GIVEN RECORDS -

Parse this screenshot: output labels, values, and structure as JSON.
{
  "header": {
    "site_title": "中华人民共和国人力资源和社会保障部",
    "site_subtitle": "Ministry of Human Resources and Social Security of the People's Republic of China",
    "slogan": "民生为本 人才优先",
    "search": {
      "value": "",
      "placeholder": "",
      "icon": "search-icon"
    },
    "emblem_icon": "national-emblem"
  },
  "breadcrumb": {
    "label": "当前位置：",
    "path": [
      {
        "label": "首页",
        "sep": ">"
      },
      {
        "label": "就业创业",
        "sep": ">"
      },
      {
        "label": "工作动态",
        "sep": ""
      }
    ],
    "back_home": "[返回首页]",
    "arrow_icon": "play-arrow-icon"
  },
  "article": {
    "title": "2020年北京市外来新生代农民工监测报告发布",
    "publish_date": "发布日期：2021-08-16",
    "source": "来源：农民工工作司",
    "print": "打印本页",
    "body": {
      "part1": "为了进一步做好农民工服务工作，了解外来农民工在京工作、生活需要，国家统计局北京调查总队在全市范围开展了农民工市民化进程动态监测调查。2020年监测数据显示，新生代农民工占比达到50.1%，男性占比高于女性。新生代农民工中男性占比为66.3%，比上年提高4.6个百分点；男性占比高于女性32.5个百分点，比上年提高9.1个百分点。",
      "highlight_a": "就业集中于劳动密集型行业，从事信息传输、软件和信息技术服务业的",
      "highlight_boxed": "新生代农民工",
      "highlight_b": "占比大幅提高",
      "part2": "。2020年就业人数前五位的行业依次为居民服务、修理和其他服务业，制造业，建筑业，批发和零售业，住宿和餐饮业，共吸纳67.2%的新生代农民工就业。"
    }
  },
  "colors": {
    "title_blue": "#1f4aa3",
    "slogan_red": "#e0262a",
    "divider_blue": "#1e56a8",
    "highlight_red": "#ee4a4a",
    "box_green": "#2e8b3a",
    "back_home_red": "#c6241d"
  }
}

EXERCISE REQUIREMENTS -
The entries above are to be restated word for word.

SOLUTION BELOW -
Parse this screenshot: output labels, values, and structure as JSON.
{
  "header": {
    "site_title": "中华人民共和国人力资源和社会保障部",
    "site_subtitle": "Ministry of Human Resources and Social Security of the People's Republic of China",
    "slogan": "民生为本 人才优先",
    "search": {
      "value": "",
      "placeholder": "",
      "icon": "search-icon"
    },
    "emblem_icon": "national-emblem"
  },
  "breadcrumb": {
    "label": "当前位置：",
    "path": [
      {
        "label": "首页",
        "sep": ">"
      },
      {
        "label": "就业创业",
        "sep": ">"
      },
      {
        "label": "工作动态",
        "sep": ""
      }
    ],
    "back_home": "[返回首页]",
    "arrow_icon": "play-arrow-icon"
  },
  "article": {
    "title": "2020年北京市外来新生代农民工监测报告发布",
    "publish_date": "发布日期：2021-08-16",
    "source": "来源：农民工工作司",
    "print": "打印本页",
    "body": {
      "part1": "为了进一步做好农民工服务工作，了解外来农民工在京工作、生活需要，国家统计局北京调查总队在全市范围开展了农民工市民化进程动态监测调查。2020年监测数据显示，新生代农民工占比达到50.1%，男性占比高于女性。新生代农民工中男性占比为66.3%，比上年提高4.6个百分点；男性占比高于女性32.5个百分点，比上年提高9.1个百分点。",
      "highlight_a": "就业集中于劳动密集型行业，从事信息传输、软件和信息技术服务业的",
      "highlight_boxed": "新生代农民工",
      "highlight_b": "占比大幅提高",
      "part2": "。2020年就业人数前五位的行业依次为居民服务、修理和其他服务业，制造业，建筑业，批发和零售业，住宿和餐饮业，共吸纳67.2%的新生代农民工就业。"
    }
  },
  "colors": {
    "title_blue": "#1f4aa3",
    "slogan_red": "#e0262a",
    "divider_blue": "#1e56a8",
    "highlight_red": "#ee4a4a",
    "box_green": "#2e8b3a",
    "back_home_red": "#c6241d"
  }
}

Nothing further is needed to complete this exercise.